A month ago I wrote an article about Angtharkay, Father of the modern Sherpa,. Here is the link. http://bobmckerrow.blogspot.com/2010/09/ang-tharkay-father-of-modern-sherpa.html When researching this article I came across frequent references to Chhewang Nima Sherpa (photo left) who had climbed Mount Everest 19 times.
I was sad to read yesterday that rescuers called off their search for Chhewang Nima Sherpa, accepting he had died after being swept away by an avalanche in the Himalayas two days ago. 43, was fixing ropes for a climbing group high on the 7,129 metre (23,400 foot) Mount Baruntse on Saturday 23 October, 2010 when the avalanche hit as one of his colleagues looked on.
“We have decided to abort the rescue operation. There is no way we can find him. We have concluded that he is dead,” Jeeban Ghimire, managing director of Sherpa Shangri-La Treks, which organised the expedition, told AFP. “It’s impossible to get to him. The area where we believe he was swept into is a rough icy slope that is inaccessible. It’s a sad decision and a sad day for us.” Ghimire said that a second sherpa, who was working with Chhewang when the avalanche hit at a height of about 7,045 metres, had reported to base camp that Chhewang was missing.
Chhewang, a father of two daughters, climbed Everest twice earlier this year and had also climbed many of the Himalayas’ other highest peaks. Baruntse, in eastern Nepal, was first climbed by a New Zealand expedition in 1954, one year after the 8,848-metre Everest peak was first conquered.

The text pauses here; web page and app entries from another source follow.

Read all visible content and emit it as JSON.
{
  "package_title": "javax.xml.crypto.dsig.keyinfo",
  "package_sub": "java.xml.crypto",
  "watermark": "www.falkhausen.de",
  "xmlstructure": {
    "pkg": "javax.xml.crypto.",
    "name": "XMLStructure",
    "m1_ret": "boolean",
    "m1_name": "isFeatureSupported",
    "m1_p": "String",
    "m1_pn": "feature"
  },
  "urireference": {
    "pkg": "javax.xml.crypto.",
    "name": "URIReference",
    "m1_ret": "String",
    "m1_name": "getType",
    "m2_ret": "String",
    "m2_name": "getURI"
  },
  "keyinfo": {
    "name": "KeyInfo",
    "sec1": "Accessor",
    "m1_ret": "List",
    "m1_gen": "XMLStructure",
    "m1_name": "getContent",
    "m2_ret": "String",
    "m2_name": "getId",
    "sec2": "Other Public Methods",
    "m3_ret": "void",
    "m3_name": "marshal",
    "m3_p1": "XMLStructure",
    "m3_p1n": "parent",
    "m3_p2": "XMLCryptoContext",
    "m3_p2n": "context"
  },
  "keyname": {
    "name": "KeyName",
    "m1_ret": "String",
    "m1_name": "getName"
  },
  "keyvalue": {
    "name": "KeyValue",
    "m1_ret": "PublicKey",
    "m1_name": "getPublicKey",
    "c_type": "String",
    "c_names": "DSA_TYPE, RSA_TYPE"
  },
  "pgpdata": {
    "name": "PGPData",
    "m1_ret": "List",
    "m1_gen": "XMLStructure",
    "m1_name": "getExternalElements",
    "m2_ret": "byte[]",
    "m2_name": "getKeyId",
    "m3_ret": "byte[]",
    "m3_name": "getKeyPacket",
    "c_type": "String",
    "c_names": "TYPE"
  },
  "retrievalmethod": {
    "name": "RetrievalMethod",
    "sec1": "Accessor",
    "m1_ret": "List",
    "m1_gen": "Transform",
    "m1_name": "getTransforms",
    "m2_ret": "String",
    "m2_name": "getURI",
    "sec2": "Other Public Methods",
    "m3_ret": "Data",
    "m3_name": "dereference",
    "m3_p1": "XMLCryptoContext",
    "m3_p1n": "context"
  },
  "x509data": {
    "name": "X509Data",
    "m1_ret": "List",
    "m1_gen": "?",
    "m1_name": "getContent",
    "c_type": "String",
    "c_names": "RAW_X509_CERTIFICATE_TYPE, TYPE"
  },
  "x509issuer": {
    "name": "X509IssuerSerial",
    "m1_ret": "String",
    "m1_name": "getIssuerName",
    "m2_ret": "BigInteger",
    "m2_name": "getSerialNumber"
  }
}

What an amazing man to have climbed the might Mount Everest 19 times.
Baruntse Peak lies in the heart of the Khumbu massif to the west of Makalu. This captivating ridge is surrounded by some of the most famous peaks of the world: Everest, Lhotse, Ama Dablam and the list continues.
Baruntse is a mountain in eastern Nepal, crowned by four peaks and bounded on the south by the Hunku Glacier, on the east by the Barun Glacier, and on the northwest by the Imja Glacier. The mountain was first climbed May 30, 1954 via the south ridge by Colin Todd and Geoff Harrow of a New Zealand expedition.
Charles Evans wrote an excellent article in the The Geographical Journal Vol. 121, No. 2 (Jun., 1955) on this expedition, and here is the link: http://www.jstor.org/pss/1791696, Here is a photo of the article below.